3. Thou has to respect others.
4. Thou has to respect thyself.

(These rules were based on their classroom rules.)

 

Unit Summary
My unit on the Renaissance/Elizabethan era consists of many different activities and lesson plan ideas. My opening lesson plan was a time line that discussed the many different events that occurred during this significant time period. My next lesson was on Queen Elizabeth I, and the significant role she played during this time period. The next lesson talks about what a Coat of Arms is and how it existed during Queen Elizabeth's reign. We discussed the various symbols involved in the Coat of Arms and their significance. We had the students make their own Coat of Arms using emblems that represented who they are.

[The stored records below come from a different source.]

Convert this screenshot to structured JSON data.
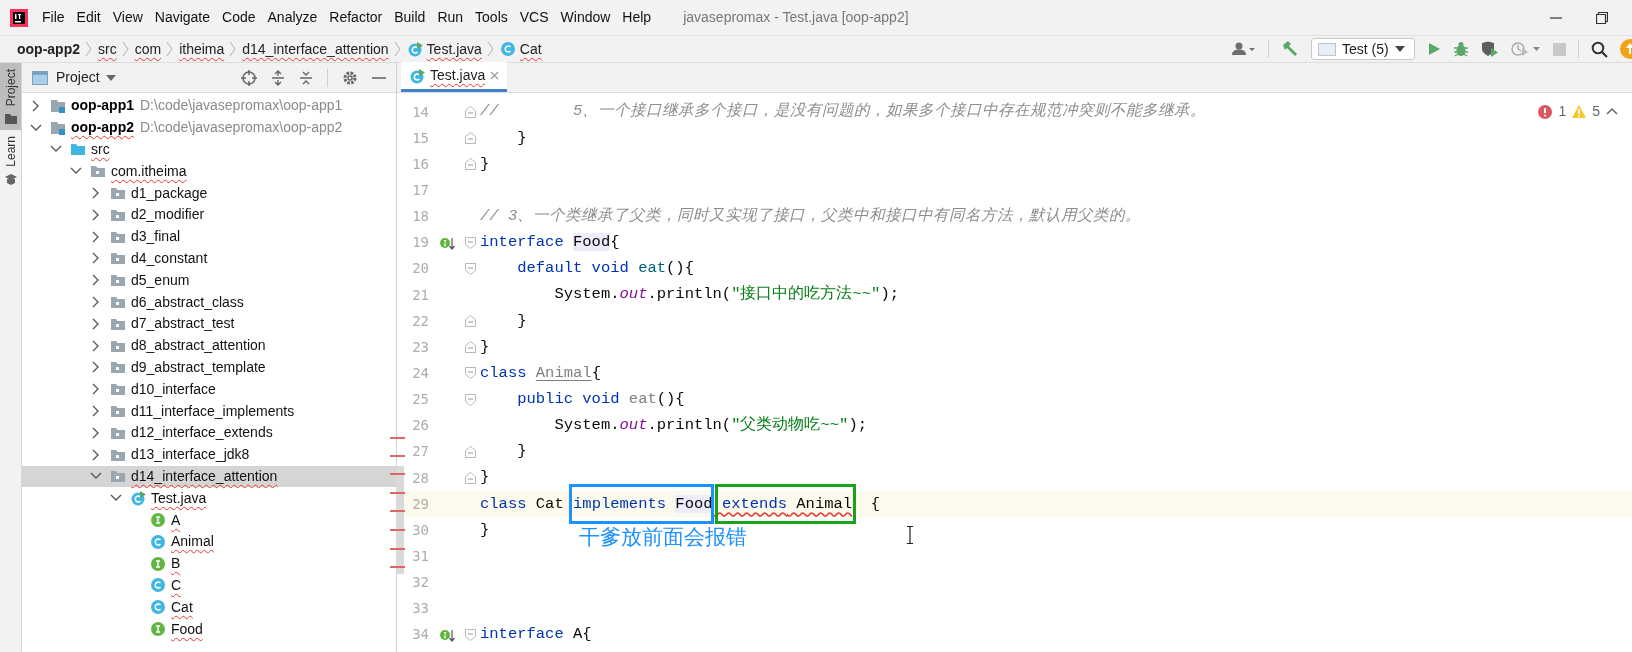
{
  "window": {
    "title": "javasepromax - Test.java [oop-app2]"
  },
  "menu": [
    "File",
    "Edit",
    "View",
    "Navigate",
    "Code",
    "Analyze",
    "Refactor",
    "Build",
    "Run",
    "Tools",
    "VCS",
    "Window",
    "Help"
  ],
  "breadcrumbs": [
    {
      "label": "oop-app2",
      "kind": "module",
      "typo": false
    },
    {
      "label": "src",
      "kind": "folder",
      "typo": true
    },
    {
      "label": "com",
      "kind": "folder",
      "typo": true
    },
    {
      "label": "itheima",
      "kind": "folder",
      "typo": true
    },
    {
      "label": "d14_interface_attention",
      "kind": "folder",
      "typo": true
    },
    {
      "label": "Test.java",
      "kind": "java-file",
      "typo": true
    },
    {
      "label": "Cat",
      "kind": "class",
      "typo": true
    }
  ],
  "run_config": {
    "label": "Test (5)"
  },
  "tool_strip": [
    {
      "label": "Project",
      "selected": true
    },
    {
      "label": "Learn",
      "selected": false
    }
  ],
  "project_panel": {
    "title": "Project",
    "tree": [
      {
        "label": "oop-app1",
        "kind": "module",
        "path": "D:\\code\\javasepromax\\oop-app1",
        "expanded": false,
        "selected": false,
        "typo": false
      },
      {
        "label": "oop-app2",
        "kind": "module",
        "path": "D:\\code\\javasepromax\\oop-app2",
        "expanded": true,
        "selected": false,
        "typo": true,
        "children": [
          {
            "label": "src",
            "kind": "source-folder",
            "expanded": true,
            "selected": false,
            "typo": true,
            "children": [
              {
                "label": "com.itheima",
                "kind": "package",
                "expanded": true,
                "selected": false,
                "typo": true,
                "children": [
                  {
                    "label": "d1_package",
                    "kind": "package",
                    "expanded": false,
                    "selected": false,
                    "typo": false
                  },
                  {
                    "label": "d2_modifier",
                    "kind": "package",
                    "expanded": false,
                    "selected": false,
                    "typo": false
                  },
                  {
                    "label": "d3_final",
                    "kind": "package",
                    "expanded": false,
                    "selected": false,
                    "typo": false
                  },
                  {
                    "label": "d4_constant",
                    "kind": "package",
                    "expanded": false,
                    "selected": false,
                    "typo": false
                  },
                  {
                    "label": "d5_enum",
                    "kind": "package",
                    "expanded": false,
                    "selected": false,
                    "typo": false
                  },
                  {
                    "label": "d6_abstract_class",
                    "kind": "package",
                    "expanded": false,
                    "selected": false,
                    "typo": false
                  },
                  {
                    "label": "d7_abstract_test",
                    "kind": "package",
                    "expanded": false,
                    "selected": false,
                    "typo": false
                  },
                  {
                    "label": "d8_abstract_attention",
                    "kind": "package",
                    "expanded": false,
                    "selected": false,
                    "typo": false
                  },
                  {
                    "label": "d9_abstract_template",
                    "kind": "package",
                    "expanded": false,
                    "selected": false,
                    "typo": false
                  },
                  {
                    "label": "d10_interface",
                    "kind": "package",
                    "expanded": false,
                    "selected": false,
                    "typo": false
                  },
                  {
                    "label": "d11_interface_implements",
                    "kind": "package",
                    "expanded": false,
                    "selected": false,
                    "typo": false
                  },
                  {
                    "label": "d12_interface_extends",
                    "kind": "package",
                    "expanded": false,
                    "selected": false,
                    "typo": false
                  },
                  {
                    "label": "d13_interface_jdk8",
                    "kind": "package",
                    "expanded": false,
                    "selected": false,
                    "typo": false
                  },
                  {
                    "label": "d14_interface_attention",
                    "kind": "package",
                    "expanded": true,
                    "selected": true,
                    "typo": true,
                    "children": [
                      {
                        "label": "Test.java",
                        "kind": "java-file",
                        "expanded": true,
                        "selected": false,
                        "typo": true,
                        "children": [
                          {
                            "label": "A",
                            "kind": "interface",
                            "selected": false,
                            "typo": true
                          },
                          {
                            "label": "Animal",
                            "kind": "class",
                            "selected": false,
                            "typo": true
                          },
                          {
                            "label": "B",
                            "kind": "interface",
                            "selected": false,
                            "typo": true
                          },
                          {
                            "label": "C",
                            "kind": "class",
                            "selected": false,
                            "typo": true
                          },
                          {
                            "label": "Cat",
                            "kind": "class",
                            "selected": false,
                            "typo": true
                          },
                          {
                            "label": "Food",
                            "kind": "interface",
                            "selected": false,
                            "typo": true
                          }
                        ]
                      }
                    ]
                  }
                ]
              }
            ]
          }
        ]
      }
    ]
  },
  "editor": {
    "tabs": [
      {
        "label": "Test.java",
        "selected": true,
        "typo": true
      }
    ],
    "problems": {
      "errors": "1",
      "warnings": "5"
    },
    "lines": [
      {
        "number": "14",
        "fold_start": false,
        "fold_end": true,
        "implemented": false,
        "current": false,
        "tokens": [
          {
            "kind": "comment",
            "text": "//        5、一个接口继承多个接口，是没有问题的，如果多个接口中存在规范冲突则不能多继承。"
          }
        ]
      },
      {
        "number": "15",
        "fold_start": false,
        "fold_end": true,
        "implemented": false,
        "current": false,
        "tokens": [
          {
            "kind": "plain",
            "text": "    }"
          }
        ]
      },
      {
        "number": "16",
        "fold_start": false,
        "fold_end": true,
        "implemented": false,
        "current": false,
        "tokens": [
          {
            "kind": "plain",
            "text": "}"
          }
        ]
      },
      {
        "number": "17",
        "fold_start": false,
        "fold_end": false,
        "implemented": false,
        "current": false
      },
      {
        "number": "18",
        "fold_start": false,
        "fold_end": false,
        "implemented": false,
        "current": false,
        "tokens": [
          {
            "kind": "comment",
            "text": "// 3、一个类继承了父类，同时又实现了接口，父类中和接口中有同名方法，默认用父类的。"
          }
        ]
      },
      {
        "number": "19",
        "fold_start": true,
        "fold_end": false,
        "implemented": true,
        "current": false,
        "tokens": [
          {
            "kind": "keyword",
            "text": "interface "
          },
          {
            "kind": "highlight",
            "text": "Food"
          },
          {
            "kind": "plain",
            "text": "{"
          }
        ]
      },
      {
        "number": "20",
        "fold_start": true,
        "fold_end": false,
        "implemented": false,
        "current": false,
        "tokens": [
          {
            "kind": "keyword",
            "text": "    default void "
          },
          {
            "kind": "method",
            "text": "eat"
          },
          {
            "kind": "plain",
            "text": "(){"
          }
        ]
      },
      {
        "number": "21",
        "fold_start": false,
        "fold_end": false,
        "implemented": false,
        "current": false,
        "tokens": [
          {
            "kind": "plain",
            "text": "        System."
          },
          {
            "kind": "static",
            "text": "out"
          },
          {
            "kind": "plain",
            "text": ".println("
          },
          {
            "kind": "string",
            "text": "\"接口中的吃方法~~\""
          },
          {
            "kind": "plain",
            "text": ");"
          }
        ]
      },
      {
        "number": "22",
        "fold_start": false,
        "fold_end": true,
        "implemented": false,
        "current": false,
        "tokens": [
          {
            "kind": "plain",
            "text": "    }"
          }
        ]
      },
      {
        "number": "23",
        "fold_start": false,
        "fold_end": true,
        "implemented": false,
        "current": false,
        "tokens": [
          {
            "kind": "plain",
            "text": "}"
          }
        ]
      },
      {
        "number": "24",
        "fold_start": true,
        "fold_end": false,
        "implemented": false,
        "current": false,
        "tokens": [
          {
            "kind": "keyword",
            "text": "class "
          },
          {
            "kind": "unused-class",
            "text": "Animal"
          },
          {
            "kind": "plain",
            "text": "{"
          }
        ]
      },
      {
        "number": "25",
        "fold_start": true,
        "fold_end": false,
        "implemented": false,
        "current": false,
        "tokens": [
          {
            "kind": "keyword",
            "text": "    public void "
          },
          {
            "kind": "unused",
            "text": "eat"
          },
          {
            "kind": "plain",
            "text": "(){"
          }
        ]
      },
      {
        "number": "26",
        "fold_start": false,
        "fold_end": false,
        "implemented": false,
        "current": false,
        "tokens": [
          {
            "kind": "plain",
            "text": "        System."
          },
          {
            "kind": "static",
            "text": "out"
          },
          {
            "kind": "plain",
            "text": ".println("
          },
          {
            "kind": "string",
            "text": "\"父类动物吃~~\""
          },
          {
            "kind": "plain",
            "text": ");"
          }
        ]
      },
      {
        "number": "27",
        "fold_start": false,
        "fold_end": true,
        "implemented": false,
        "current": false,
        "tokens": [
          {
            "kind": "plain",
            "text": "    }"
          }
        ]
      },
      {
        "number": "28",
        "fold_start": false,
        "fold_end": true,
        "implemented": false,
        "current": false,
        "tokens": [
          {
            "kind": "plain",
            "text": "}"
          }
        ]
      },
      {
        "number": "29",
        "fold_start": false,
        "fold_end": false,
        "implemented": false,
        "current": true,
        "tokens": [
          {
            "kind": "keyword",
            "text": "class"
          },
          {
            "kind": "plain",
            "text": " Cat "
          },
          {
            "kind": "framed",
            "color": "#1e90ff",
            "error": false,
            "tokens": [
              {
                "kind": "keyword",
                "text": "implements "
              },
              {
                "kind": "highlight",
                "text": "Food"
              }
            ]
          },
          {
            "kind": "framed",
            "color": "#1aa31a",
            "error": true,
            "tokens": [
              {
                "kind": "keyword",
                "text": " extends"
              },
              {
                "kind": "plain",
                "text": " Animal"
              }
            ]
          },
          {
            "kind": "plain",
            "text": "  {"
          }
        ]
      },
      {
        "number": "30",
        "fold_start": false,
        "fold_end": false,
        "implemented": false,
        "current": false,
        "tokens": [
          {
            "kind": "plain",
            "text": "}"
          }
        ]
      },
      {
        "number": "31",
        "fold_start": false,
        "fold_end": false,
        "implemented": false,
        "current": false
      },
      {
        "number": "32",
        "fold_start": false,
        "fold_end": false,
        "implemented": false,
        "current": false
      },
      {
        "number": "33",
        "fold_start": false,
        "fold_end": false,
        "implemented": false,
        "current": false
      },
      {
        "number": "34",
        "fold_start": true,
        "fold_end": false,
        "implemented": true,
        "current": false,
        "tokens": [
          {
            "kind": "keyword",
            "text": "interface"
          },
          {
            "kind": "plain",
            "text": " A{"
          }
        ]
      }
    ],
    "annotation": "干爹放前面会报错"
  }
}
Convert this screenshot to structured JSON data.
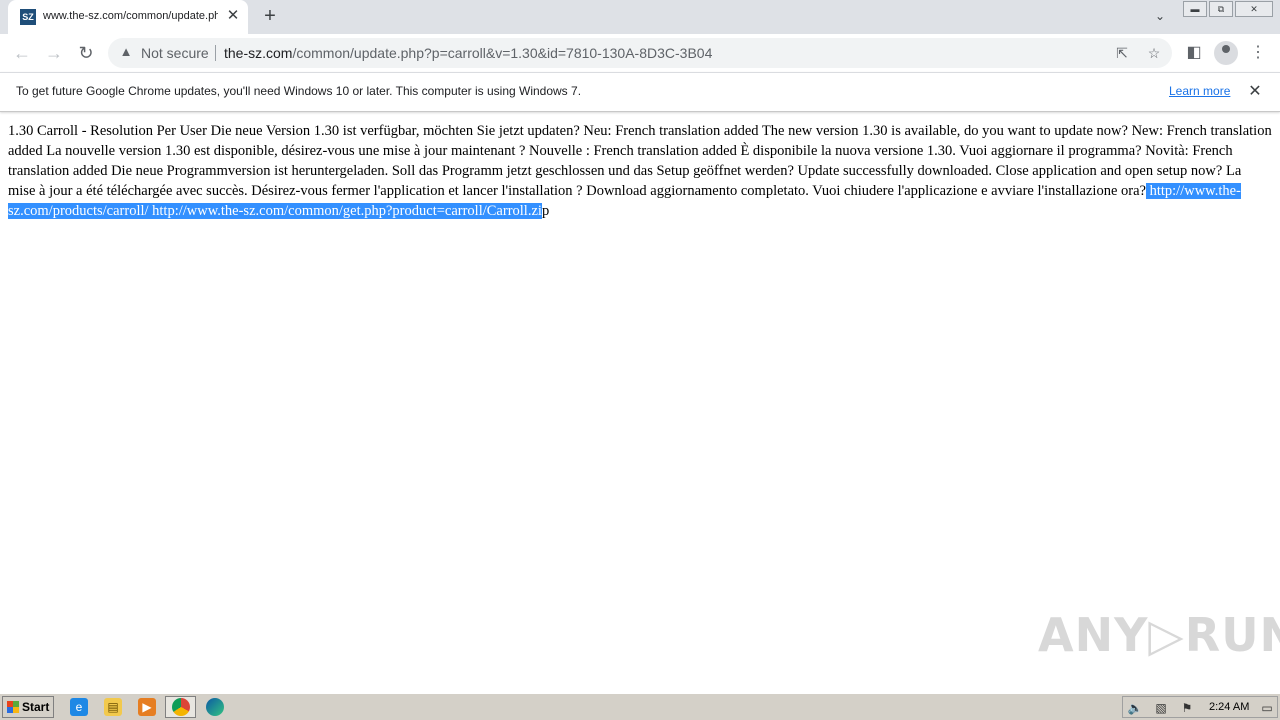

Another lesson that we did was on castles and the way in which castles defend the countries. With this lesson the students were able to work in-groups to create castles using sugar cubes.
The next lesson we taught was a science lesson. We discussed many of the different kinds of entertainment that the Elizabethan people participated in. We discussed the way kites fly and the physics involved. The students were able to create their own kites. The next two lessons we taught involved math skills. The first lesson we discussed the money that Elizabethan people used and how each monetary unit is related to the other. The next math lesson we discussed the different measurements, based on the metric system used during the Elizabethan era, and how these measurements convert to the U.S. customary system. This lesson also involved different foods that people enjoyed during the Elizabethan time period. Finally our last lesson involves discussion and participation in various Elizabethan entertainment activities that we entitle, "Renaissance Faire".

 

Sources:
The Life and Times of Elizabeth by Massimo Rossaro
Daily Life in Elizabethan England by Jeffrey L. Singman
Castle by David Macauley
How It Was: Tudor Monarchs by Jessica Saraga
Exploring the Past: Shakespeare's England by Marshall Cavendish
How It Was: Elizabethan Life by Stewart Ross
The Tower of London by Leonard Everett Fisher
Good Queen Bess: The Story of Elizabeth I of England by Diane Stanley and Peter Vennema
Thematic Unit: Renaissance by Linda J. Larsen (This is a lesson plan idea book by Teacher Created Materials, Inc.)


http://web.uvic.ca/shakespeare/Library/SLT
http://atschool.eduweb.co.uk
http://www.bbc.co.uk

 

 

If you have any questions please contact me, Melissa Bowen.
SLMHC@cc.usu.edu